About the animal welfare codes of practice
Model codes of practice for the welfare of animals (animal welfare codes) cover the main considerations to achieve a desired animal welfare outcome. For a particular type of livestock, the animal welfare codes includes guidance on feed and water, housing, health, management practices, breeding and emergency slaughter.
Animal welfare codes usually contain a mix of general and prescriptive statements. They are not comprehensive manuals on how to care for animals. They do not contain detailed animal care information, such as diets, plans for building animal accommodation or animal health regimes.
If you live in Queensland and you intend to keep animals, especially ones that you have little knowledge or experience about, you should:
- get detailed animal care information
- be aware of the Animal Care and Protection Act 2001, Queensland's animal welfare legislation
- read and comply with any relevant animal welfare codes that are adopted or made compulsory under the Act
- read about your duty of care, and the relationship between that duty of care and adopted codes of practice under the Act.
Benefits of animal welfare codes
Animal welfare codes can go into much more detail about individual types of animals or animal use than animal welfare legislation can.
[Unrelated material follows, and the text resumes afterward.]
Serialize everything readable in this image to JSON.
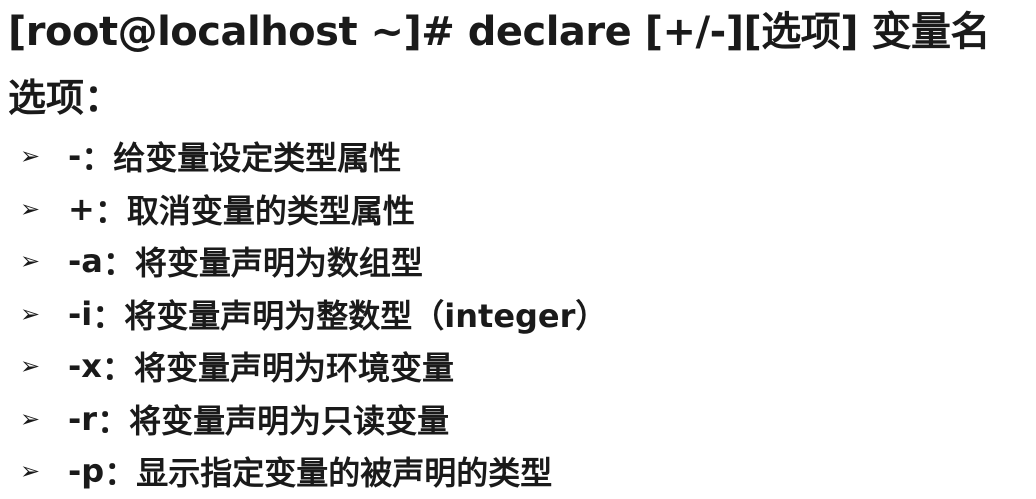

Animal welfare codes are also very useful for informing the general community, both in Australia and overseas, about agreed animal welfare standards in Australia.
Although each Australian state and territory has its own animal welfare legislation, many animal welfare codes are national, ensuring some consistency in animal welfare standards.
Development of animal welfare codes
All of the animal welfare codes associated with the Animal Care and Protection Act 2001 (Qld) have undergone an extensive period of consultation in their development either at state or national level.
The majority of these animal welfare codes are nationally endorsed. Groups involved in developing them include state, territory and Australian government agencies, animal user groups and major animal welfare organisations. Many drafts are usually prepared over 2–3 years and wide consultation is conducted on each draft.
There are often different views on animal welfare issues. Most animal welfare codes contain standards that are a compromise between optimising the welfare of animals and the interests of people whose livelihood depends on animals. This is why animal welfare codes generally set the minimum acceptable animal welfare principles for the particular animals.
Changes to the national model codes of practice for the welfare of animals
Many animal welfare codes of practice are now being replaced by standards and guidelines documents.
The Australian animal welfare standards and guidelines: land transport of livestock (PDF, 1.2MB) is one example of a nationally endorsed document that has replaced a number of codes of practice relating to the transport of livestock.
More recently, the model codes of practice for cattle, sheep and animals at saleyards have undergone a comprehensive review and have been replaced with national standards and guidelines.
Once written into legislation, the 'standards' are requirements that must be met under the Animal Care and Protection Act 2001 (Qld). The 'guidelines' are practices recommended to achieve desirable animal welfare outcomes.
Learn more about animal welfare standards and guidelines.